While you might get lucky and hit on the idea that matches up perfectly with your skills, interests, and passes the marketability filter right away, don’t count on it. Chances are you will need to iterate multiple times with multiple ideas before finding one you are willing to commit to for this next stage of your career.
If the career reinvention process was like a marathon, you’ve hit that point where your mind suggests it might be OK to quit. Some individuals do stop here for a variety of reasons. Others silence that voice in their minds, focus on the step in front of them and keep moving.
Part of my role at this point is striving to keep the aspiring career reinventor in discovery mode. Identifying an area that doesn’t fit is a great learning outcome. While it might feel like a failure, I view it as one more success on a long journey. Checking an option off the list helps bring clarity to the path ahead. After all, much of strategy is about choosing what you won’t do.
Career Reinvention Happens on an Unpredictable Schedule
The other messy element of the career reinvention process is the lack of ability to predict how long this will take.
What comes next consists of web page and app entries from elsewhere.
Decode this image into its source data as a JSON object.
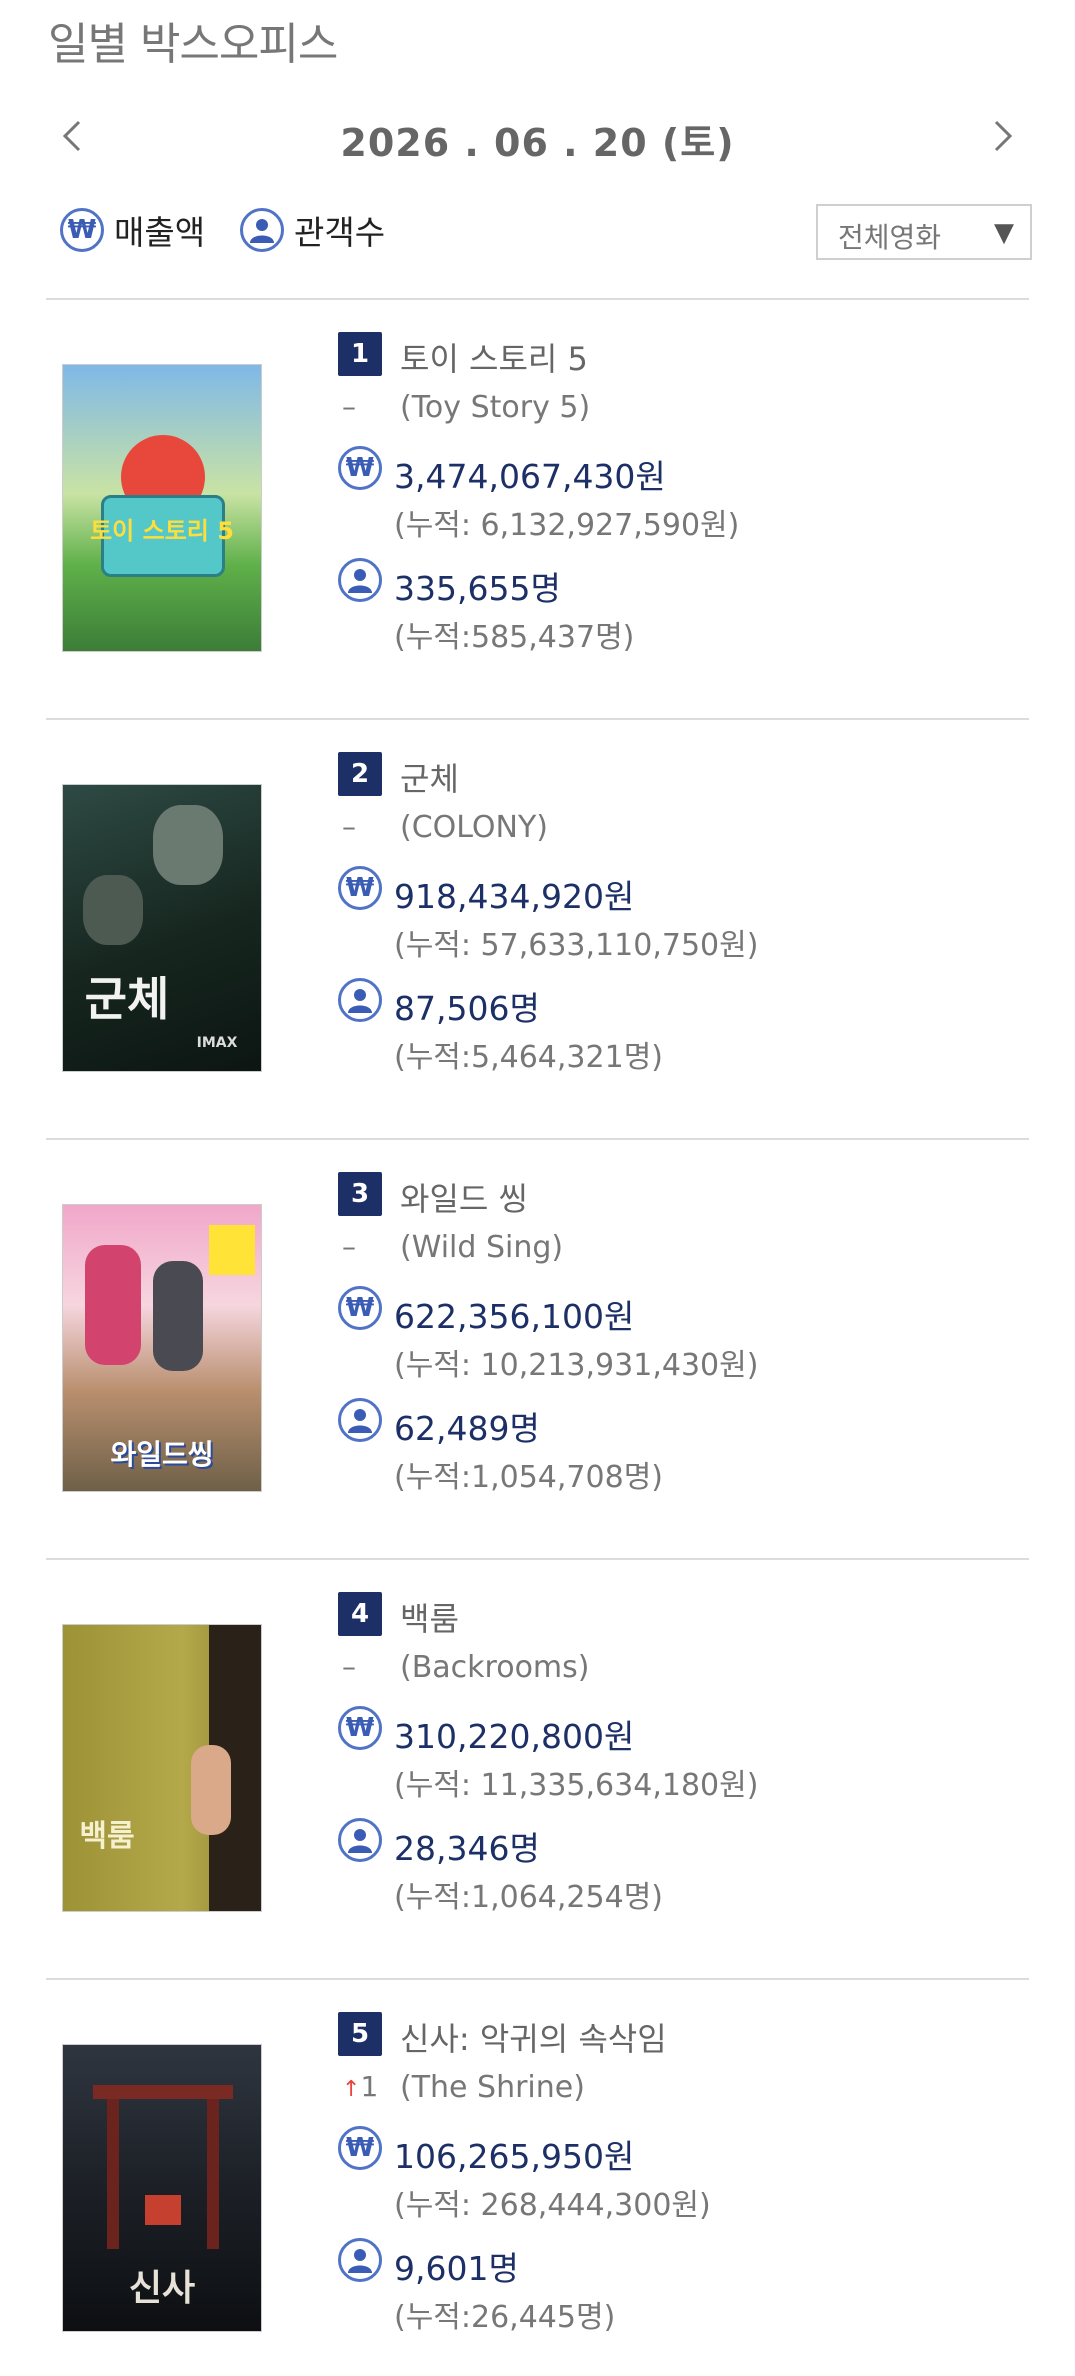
{
  "page": {
    "title": "일별 박스오피스",
    "date": "2026 . 06 . 20  (토)"
  },
  "toggles": {
    "sales_label": "매출액",
    "audience_label": "관객수",
    "sales_icon": "won-icon",
    "audience_icon": "user-icon"
  },
  "filter": {
    "selected": "전체영화"
  },
  "colors": {
    "rank_badge": "#1c2f66",
    "value_text": "#1c2f66",
    "icon_ring": "#5073c6",
    "rank_up": "#e8453c"
  },
  "movies": [
    {
      "rank": "1",
      "title_ko": "토이 스토리 5",
      "rank_change": "–",
      "title_en": "(Toy Story 5)",
      "sales": "3,474,067,430원",
      "sales_cum": "(누적: 6,132,927,590원)",
      "audience": "335,655명",
      "audience_cum": "(누적:585,437명)",
      "poster_text": "토이 스토리 5"
    },
    {
      "rank": "2",
      "title_ko": "군체",
      "rank_change": "–",
      "title_en": "(COLONY)",
      "sales": "918,434,920원",
      "sales_cum": "(누적: 57,633,110,750원)",
      "audience": "87,506명",
      "audience_cum": "(누적:5,464,321명)",
      "poster_text": "군체",
      "poster_sub": "IMAX"
    },
    {
      "rank": "3",
      "title_ko": "와일드 씽",
      "rank_change": "–",
      "title_en": "(Wild Sing)",
      "sales": "622,356,100원",
      "sales_cum": "(누적: 10,213,931,430원)",
      "audience": "62,489명",
      "audience_cum": "(누적:1,054,708명)",
      "poster_text": "와일드씽"
    },
    {
      "rank": "4",
      "title_ko": "백룸",
      "rank_change": "–",
      "title_en": "(Backrooms)",
      "sales": "310,220,800원",
      "sales_cum": "(누적: 11,335,634,180원)",
      "audience": "28,346명",
      "audience_cum": "(누적:1,064,254명)",
      "poster_text": "백룸"
    },
    {
      "rank": "5",
      "title_ko": "신사: 악귀의 속삭임",
      "rank_change_arrow": "↑",
      "rank_change": "1",
      "title_en": "(The Shrine)",
      "sales": "106,265,950원",
      "sales_cum": "(누적: 268,444,300원)",
      "audience": "9,601명",
      "audience_cum": "(누적:26,445명)",
      "poster_text": "신사"
    }
  ]
}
It might be months, but chances are it’s a year or more and sometimes longer.
Most people are working a day job while navigating this process. For those with the luxury to focus solely on this process, it moves considerably faster.
For everyone, a consistent cadence of work is required to shrink the time-to-results. Much like a physical fitness program, thinking about or wishing your way to fitness aren’t options. Career reinvention takes time in the grind.
The Bottom-Line for Now:
If you’ve reached the point where you know you must do something different with your career, that’s great. It’s time to take action. Just be realistic about the upcoming journey. There’s a process, but it will get messy before it resolves.
For more information, check out my collection of articles on career reinvention.